- Attractive? - Yes, I think it's beautiful! It combines common items that everyone recognizes, an umbrella and a tripod, into something (almost) everyone needs, a cooker! Also, both umbrella colors, white and rainbow, have the potential to spark great conversation about sunlight and the color spectrum.
Overall, a wonderful step towards low-impact, do-it-yourself living!
A project is never done, as there is always an infinite number of ways to improve and adapt a technology. We had fun dreaming up some of the possibilities to take the Sunbrella (as the Merry Pranksters put it) FURTHURRRR!!
- The container can be designed to also use the Sun's rays by using black tubing designed for holding hot water.
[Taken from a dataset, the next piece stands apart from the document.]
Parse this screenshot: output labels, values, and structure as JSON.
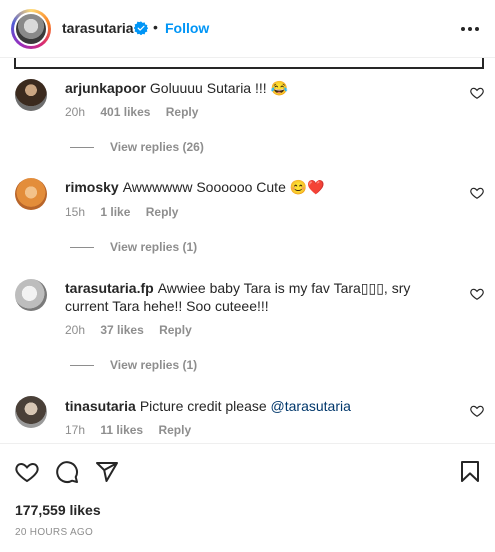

While the Sunbrella is in use, the container can be filled with water and left in the Sun, providing a hot shower after a hot meal!
- The end caps on the container can be filled with concentric cups for dishware.
- A satellite receiver antenna could be connected to the Sunbrella's shaft for telecommunication.
Please add (and try!) your visions!
- Radabaugh, Joseph M. 1998. "Heaven's Flame: A Guide to Solar Cookers." Oregon: Home Power Publishing.
- The book outlines the environmental and social benefits of solar cookers, several different designs and experiments, and instructions on how to build the SunStar solar oven, as well as cooking tips and how to produce the SunStar Kit to send to others.
- Halacy, Beth and Dan, eds. 1992. "Cooking With the Sun: How to Build and Use Solar Cookers." California: Morning Sun Press.
- This book details how to build a solar hot plate and solar oven, with guidelines for usage and lots of recipes.
- Martin, Rachel and others. "Design of Solar Ovens for Use in the Developing World." 2006. International Journal for Service Learning in Engineering 2, no.1: 78-91. http://www.ijsle.org/ (accessed February 10, 2009).
- Professors and students combined laboratory testing done at Cornell University with field research done in Nicaragua to gain an understand of what it takes to design solar ovens for use in the developing world.
Teri Grunthaner — Behavioral and Socio-Economics, Humboldt State University '11
Bart Orlando — Medical Biology, UC Irvine '82